Top cop: Bikies took a contract out on my head
A bikie taking out a contract on his life was just one of the many challenges Detective Superintendent Arthur Katsogiannis faced in 38 years as a cop.
The veteran officer retired yesterday, as 260 new recruits formed a guard of honour for him at the Police Academy at Goulburn.
The one-time champion body builder and accountant told The Saturday Telegraph that a strike force was set up to investigate the threat when he was boss of the Gang Squad and cameras installed in his home.
"There was credible intelligence about the contract, a substantial amount of money was being offered,'' Supt Katsogiannis said. "As a policeman it's part of the job and you expect it but it's disruptive to the family, and you hate that.

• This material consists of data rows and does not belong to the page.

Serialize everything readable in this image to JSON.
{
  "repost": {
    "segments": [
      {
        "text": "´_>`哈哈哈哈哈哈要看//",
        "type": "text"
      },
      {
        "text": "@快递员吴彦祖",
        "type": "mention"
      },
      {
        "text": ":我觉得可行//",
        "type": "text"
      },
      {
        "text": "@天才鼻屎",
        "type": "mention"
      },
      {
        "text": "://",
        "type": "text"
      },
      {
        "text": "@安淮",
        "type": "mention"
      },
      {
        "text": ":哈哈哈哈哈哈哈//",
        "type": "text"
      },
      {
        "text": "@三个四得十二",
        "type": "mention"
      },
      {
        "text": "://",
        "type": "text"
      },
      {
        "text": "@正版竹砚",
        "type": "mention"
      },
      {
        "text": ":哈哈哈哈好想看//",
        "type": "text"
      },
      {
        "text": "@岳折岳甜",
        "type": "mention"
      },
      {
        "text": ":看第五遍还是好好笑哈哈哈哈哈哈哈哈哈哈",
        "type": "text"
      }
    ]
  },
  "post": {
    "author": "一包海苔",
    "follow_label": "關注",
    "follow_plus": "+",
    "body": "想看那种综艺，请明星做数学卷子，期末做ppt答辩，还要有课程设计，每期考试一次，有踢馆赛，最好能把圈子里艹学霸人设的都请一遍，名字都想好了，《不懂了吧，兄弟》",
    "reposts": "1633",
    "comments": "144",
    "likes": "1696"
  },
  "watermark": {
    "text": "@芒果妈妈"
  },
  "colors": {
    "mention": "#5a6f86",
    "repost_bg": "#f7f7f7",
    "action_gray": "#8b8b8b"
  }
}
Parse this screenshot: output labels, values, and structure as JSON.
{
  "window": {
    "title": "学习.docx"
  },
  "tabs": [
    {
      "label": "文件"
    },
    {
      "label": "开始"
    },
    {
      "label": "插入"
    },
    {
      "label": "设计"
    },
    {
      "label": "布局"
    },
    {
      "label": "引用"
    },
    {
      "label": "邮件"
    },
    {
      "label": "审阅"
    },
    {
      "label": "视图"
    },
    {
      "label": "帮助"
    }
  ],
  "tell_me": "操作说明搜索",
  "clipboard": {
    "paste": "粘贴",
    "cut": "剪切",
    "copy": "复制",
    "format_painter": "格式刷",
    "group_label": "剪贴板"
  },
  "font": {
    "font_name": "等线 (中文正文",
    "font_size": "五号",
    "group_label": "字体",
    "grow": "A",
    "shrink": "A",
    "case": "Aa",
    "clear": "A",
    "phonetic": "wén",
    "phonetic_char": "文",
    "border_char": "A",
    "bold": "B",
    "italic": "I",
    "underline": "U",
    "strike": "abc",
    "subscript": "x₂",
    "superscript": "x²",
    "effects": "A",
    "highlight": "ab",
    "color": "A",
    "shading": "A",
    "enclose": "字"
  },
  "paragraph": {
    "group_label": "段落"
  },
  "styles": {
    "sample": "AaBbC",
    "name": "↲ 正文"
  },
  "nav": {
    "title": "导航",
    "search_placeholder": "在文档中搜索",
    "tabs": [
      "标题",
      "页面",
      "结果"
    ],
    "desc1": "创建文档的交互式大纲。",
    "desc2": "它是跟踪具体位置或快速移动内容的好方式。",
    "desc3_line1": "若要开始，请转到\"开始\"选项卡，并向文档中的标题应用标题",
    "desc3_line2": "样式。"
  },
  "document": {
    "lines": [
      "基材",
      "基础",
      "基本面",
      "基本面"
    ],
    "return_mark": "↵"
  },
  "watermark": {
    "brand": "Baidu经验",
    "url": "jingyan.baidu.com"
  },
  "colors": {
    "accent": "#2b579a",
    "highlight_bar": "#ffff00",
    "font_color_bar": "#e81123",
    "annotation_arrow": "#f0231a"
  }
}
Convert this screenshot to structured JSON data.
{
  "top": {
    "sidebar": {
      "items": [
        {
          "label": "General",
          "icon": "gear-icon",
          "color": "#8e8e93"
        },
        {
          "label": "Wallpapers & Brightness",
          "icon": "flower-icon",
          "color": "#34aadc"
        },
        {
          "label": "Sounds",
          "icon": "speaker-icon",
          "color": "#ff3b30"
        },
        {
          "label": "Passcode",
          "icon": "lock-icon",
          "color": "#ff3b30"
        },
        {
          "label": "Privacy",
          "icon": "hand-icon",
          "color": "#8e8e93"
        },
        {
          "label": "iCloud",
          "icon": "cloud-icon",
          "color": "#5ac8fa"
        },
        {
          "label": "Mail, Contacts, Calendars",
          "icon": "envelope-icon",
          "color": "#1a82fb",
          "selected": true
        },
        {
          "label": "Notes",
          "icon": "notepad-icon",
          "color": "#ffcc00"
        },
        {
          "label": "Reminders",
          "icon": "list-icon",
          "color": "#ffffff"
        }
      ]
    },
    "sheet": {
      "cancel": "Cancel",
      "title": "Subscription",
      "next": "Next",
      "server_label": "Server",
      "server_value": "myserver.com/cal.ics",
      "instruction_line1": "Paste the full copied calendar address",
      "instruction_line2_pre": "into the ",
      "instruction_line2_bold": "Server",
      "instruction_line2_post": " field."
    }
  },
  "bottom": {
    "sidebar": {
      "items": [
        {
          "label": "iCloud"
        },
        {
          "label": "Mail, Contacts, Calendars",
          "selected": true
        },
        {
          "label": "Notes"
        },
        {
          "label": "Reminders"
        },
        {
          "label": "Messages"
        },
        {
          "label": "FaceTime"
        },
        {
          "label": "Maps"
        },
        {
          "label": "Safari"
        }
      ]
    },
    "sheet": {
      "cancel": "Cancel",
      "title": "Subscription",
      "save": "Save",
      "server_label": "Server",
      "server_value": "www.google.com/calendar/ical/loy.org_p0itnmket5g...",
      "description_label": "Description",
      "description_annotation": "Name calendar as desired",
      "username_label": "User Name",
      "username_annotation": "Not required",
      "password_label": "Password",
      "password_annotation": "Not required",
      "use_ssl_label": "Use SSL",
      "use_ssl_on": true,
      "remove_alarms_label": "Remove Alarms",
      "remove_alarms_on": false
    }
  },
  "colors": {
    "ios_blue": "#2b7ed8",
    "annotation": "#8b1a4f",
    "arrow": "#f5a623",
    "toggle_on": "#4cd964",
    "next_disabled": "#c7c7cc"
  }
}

But I believe God and my faith helped me a lot and protected me, as well as the support of my wife Amelia."
Supt Katsogiannis, who was later joined in the police force for several years by son Daniel, started out in 1980 as a constable at Balmain.
"In those days bikies were a couple of guys sitting on motorcycles outside the Bourbon and Beefsteak at Kings Cross and not the organised crime groups they became,'' he said.
Thirty years later he was instrumental in drafting consorting laws which have decimated bikie gangs in this state.
He has worked on some of the city's most high-profile cases, including the arrest of former attorney-general and judge Jeff Shaw after a car crash in 2004.
"It was a massive case after he was arrested … and taken to the local hospital, then the story just got bigger,'' he recalled.
Supt Katsogiannis became aware a vial of blood belonging to Shaw was missing from the hospital.
"I started an inquiry, which was obviously very sensitive and I had the deputy commissioner ringing every day," he said.
Shaw, who died in 2010, was later charged with negligent driving and driving while drunk, and was fined $3000 and disqualified from driving for a year.
Other cases included the NRL betting scandal, in which Bulldogs star Ryan Tandy was charged in 2010 after he deliberately held down an opposing Cowboys player in front of the goalposts to give away a penalty.
He and others stood to make $100,000 if the Cowboys scored a penalty goal. "It went pear-shaped when the Cowboys took the tap and scored a try instead," Supt Katsogiannis said.
Tandy was ultimately convicted over the match-fixing, and died of a drug overdose in 2014.
As head of the firearms squad in 2009, Supt Katsogiannis led an investigation that uncovered a criminal network supplying weapons to bikies including a Russian-designed AK-47 assault rifle, a Colt AR-15 semiautomatic assault rifle, a WWII Austin Mark 1 machinegun and a number of sub-machineguns.
"Getting those weapons off the street and keeping them out of the hands of crooks and potentially terrorists was very important to me,'' he said.
Perhaps his most famous case, which made world headlines, was when he literally pulled the plug on a banned movie.
In 2003 the Australian Censorship Board banned public showing of a movie called Ken Park which dealt with subjects such as teenage sex, incest and autoerotic asphyxiation.
More than 500 people including TV stars and actors had packed Balmain Town Hall and were about to watch the movie.
"Just as they were about to show the movie I ordered a constable to pull the plug, to cut the power to the projector," he said.